While US yields are lower on Wednesday as traders seek safety in bonds, they have been increasing in recent weeks due to heightened expectations of Fed tightening. This is partly due to a series of robust US data reports in January, including jobs, ISM PMI surveys, inflation data, and more recent flash February PMI figures, which have led markets to anticipate more Fed interest rate increases this year.
A few weeks ago, the market consensus was that the Federal Reserve would increase interest rates once in March, bringing the range to 4.75-5.0%. However, based on data from the CME, the current base case is for two additional interest rate hikes, bringing the range to 5.25-5.5%.
Cryptocurrencies generally have a negative correlation with a strong US dollar and higher bond yields. The latter increases the opportunity cost of holding "risk-sensitive" assets, which is how most macro investors categorize cryptocurrencies. As a result, higher bond yields tend to reduce the incentive to keep cryptocurrencies.
Will Crypto's Resilience Against Macro Headwinds Continue? Recent Golden Crosses Suggest Yes
The challenges faced by the cryptocurrency market are not new, and US stocks have been struggling since the start of the month, with the S&P 500 experiencing a decline of approximately 1.5%. However, despite these macroeconomic headwinds, cryptocurrencies have demonstrated significant resilience recently, with Bitcoin still up around 2.6%.
This resilience can be attributed to a growing list of technical and on-chain indicators that have turned bullish for big cryptocurrencies like Bitcoin in recent weeks. One such bullish signal that has garnered a lot of attention from investors is Bitcoin's current "golden cross," which occurs when the 50-day moving average (DMA) crosses above the 200-day moving average.
Bitcoin has experienced only seven golden crosses in the past ten years, and some analysts view this event as a good purchase signal. The 50-day and 200-day SMAs are technical indicators widely followed by investors, and a golden cross may result in increased buying pressure within the Bitcoin market if it entices more buyers to enter.
However, the success rate of golden crosses as a Bitcoin buy signal is mixed. While some investors consider it in their trading decisions, it is not a guaranteed buy signal. If an investor had bought Bitcoin during each of the previous seven golden crosses and held the investment for 90 days, they would have made a profit four times out of seven. The profit margin varied between 10-80% significantly. One time out of seven, the investor would have broken even, and on two occasions, they would have incurred losses of 20% and 45%.
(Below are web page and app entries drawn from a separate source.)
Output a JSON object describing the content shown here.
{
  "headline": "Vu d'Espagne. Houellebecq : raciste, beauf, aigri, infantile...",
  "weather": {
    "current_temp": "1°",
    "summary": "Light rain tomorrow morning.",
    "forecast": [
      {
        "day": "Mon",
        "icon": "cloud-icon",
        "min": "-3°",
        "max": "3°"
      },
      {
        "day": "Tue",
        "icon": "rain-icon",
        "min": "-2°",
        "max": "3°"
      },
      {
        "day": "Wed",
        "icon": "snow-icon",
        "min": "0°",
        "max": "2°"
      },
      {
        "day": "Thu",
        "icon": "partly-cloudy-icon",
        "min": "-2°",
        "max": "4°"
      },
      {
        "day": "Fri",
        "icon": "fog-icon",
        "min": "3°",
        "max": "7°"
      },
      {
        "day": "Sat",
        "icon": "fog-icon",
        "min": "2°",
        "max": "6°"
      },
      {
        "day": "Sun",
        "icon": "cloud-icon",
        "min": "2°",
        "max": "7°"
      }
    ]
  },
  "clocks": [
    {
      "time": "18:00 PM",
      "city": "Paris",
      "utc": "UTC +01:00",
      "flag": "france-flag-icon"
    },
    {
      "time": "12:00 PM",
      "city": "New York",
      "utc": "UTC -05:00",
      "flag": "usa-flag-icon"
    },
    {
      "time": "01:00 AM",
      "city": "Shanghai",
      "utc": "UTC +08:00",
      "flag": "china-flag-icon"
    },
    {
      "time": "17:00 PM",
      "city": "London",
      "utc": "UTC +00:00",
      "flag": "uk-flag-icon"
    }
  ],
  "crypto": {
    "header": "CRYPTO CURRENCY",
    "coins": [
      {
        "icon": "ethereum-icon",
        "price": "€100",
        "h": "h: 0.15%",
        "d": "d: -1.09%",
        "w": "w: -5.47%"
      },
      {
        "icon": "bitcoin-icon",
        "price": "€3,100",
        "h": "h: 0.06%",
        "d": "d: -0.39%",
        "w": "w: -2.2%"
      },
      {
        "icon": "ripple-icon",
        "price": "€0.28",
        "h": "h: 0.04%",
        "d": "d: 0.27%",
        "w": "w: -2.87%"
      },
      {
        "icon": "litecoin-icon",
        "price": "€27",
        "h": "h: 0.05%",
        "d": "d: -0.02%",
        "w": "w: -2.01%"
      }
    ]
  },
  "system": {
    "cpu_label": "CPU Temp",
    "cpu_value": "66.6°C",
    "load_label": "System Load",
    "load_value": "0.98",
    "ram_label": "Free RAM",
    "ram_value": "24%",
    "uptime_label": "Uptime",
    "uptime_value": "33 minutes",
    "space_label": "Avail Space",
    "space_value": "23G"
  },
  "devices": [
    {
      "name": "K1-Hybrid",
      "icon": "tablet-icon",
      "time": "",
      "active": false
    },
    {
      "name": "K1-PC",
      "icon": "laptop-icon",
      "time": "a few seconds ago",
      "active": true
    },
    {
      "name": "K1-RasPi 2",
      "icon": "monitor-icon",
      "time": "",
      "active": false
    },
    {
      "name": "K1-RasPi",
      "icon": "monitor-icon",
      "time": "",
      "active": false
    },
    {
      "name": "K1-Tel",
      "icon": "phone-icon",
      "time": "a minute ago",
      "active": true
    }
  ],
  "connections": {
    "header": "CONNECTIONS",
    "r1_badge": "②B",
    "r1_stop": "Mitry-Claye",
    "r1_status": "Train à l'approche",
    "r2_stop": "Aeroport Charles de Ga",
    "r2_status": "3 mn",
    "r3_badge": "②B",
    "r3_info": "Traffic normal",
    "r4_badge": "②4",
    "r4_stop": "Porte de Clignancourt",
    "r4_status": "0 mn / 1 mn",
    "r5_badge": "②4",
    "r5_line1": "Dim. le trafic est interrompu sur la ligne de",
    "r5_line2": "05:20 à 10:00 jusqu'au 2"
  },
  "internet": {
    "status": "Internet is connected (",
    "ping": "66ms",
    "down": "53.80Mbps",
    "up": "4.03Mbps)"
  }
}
If you had held Bitcoin for a year after each of the last seven golden crosses, you would have been up five out of seven times. However, the magnitude of these gains varied widely, ranging from 25% to 400%. The two instances in which you would have experienced losses occurred during the severe bear markets of 2014 to early 2015 and late 2021 to late 2022.
Nevertheless, the results are more optimistic if you refine the buy signal to only purchase when a golden cross occurs after the 50-Day SMA has been below the 200-Day SMA for a prolonged period. In particular, if you bought and held for 365 days after July 2015, October 2015, and April 2019 golden crosses, you would have earned returns of roughly 130%, 120%, and 25%, respectively.
The most recent golden cross also happened after a prolonged period in which the 50-Day SMA was beneath the 200-Day SMA, which is similar to the previous bullish scenarios. Based on past trends, a 100% gain in the next year is possible, which implies that Bitcoin could reach the mid-$40,000s in early 2024.